- Language acquisition – language is not something we learn in a “book learning way” but we acquire it through interaction with our families and those around us. Children in families where more than one language is spoken have increased number of neurons in the brain.
How do you prepare for becoming parents?
If we are not to pass on to our children unwanted patterns or similar patterns of relating to our own children that we experienced; particularly if we have been exposed to trauma during our childhood, then we need to firstly look inwards at our experience of family life.
- Make a connection to your experience as a child. What was the atmosphere like at home was it a calm happy place or full of energy and busy. What was your role in the family? What was the general atmosphere like at home? Did you feel recognized? Where do you come in the family are you the eldest child, the middle child or the youngest.

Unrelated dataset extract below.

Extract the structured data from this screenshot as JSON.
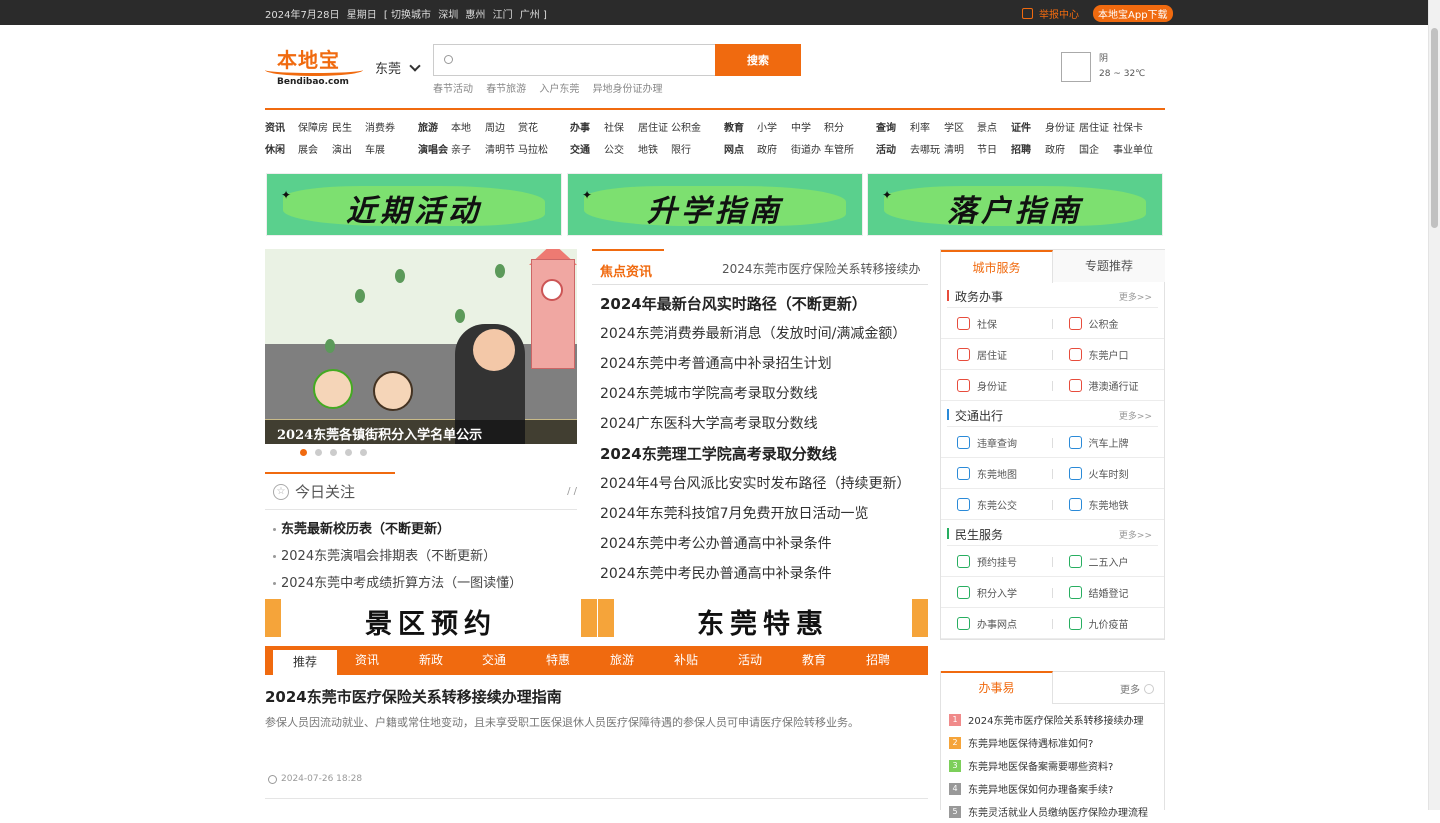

- Connect to your family history: Was it a safe and stable environment or were there lots of moves during your first 5 years.
- What do you know of your parent’s childhood?
- Were there any problems of addictions in the family?
- Were there any major events, loss of family members, new siblings in the family, catastrophic events, which put the family at risk?
- How did people respond to feelings? Was anger suppressed or expressed and understood?
If at the end of reading this you realize there were family matters that need to be explored, thought about and processed, before the new baby arrives. Find a counsellor, psychotherapist or psychoanalyst who can help you and your partner understand how you might mitigate the impact of your dysfunctional family experience. This might break a cycle of suffering, for you and allow you to improve your mental health whilst become a good parent to your children.
Dorothea Beech is a Group Analyst with many years experience working in the UK and overseas. She worked as A Group Analyst in South Africa as a Lecturer at Cape Town UCT and at Kwa Zulu Natal University in Durban, lecturing on a Masters Program in Group Work. Her MA in Applied research was on Eating disorders. Her interests are in cultural diversity and trans-generational influences on the individual. Thea is available at our Brighton and Hove Practice.
Further reading by Thea Beech –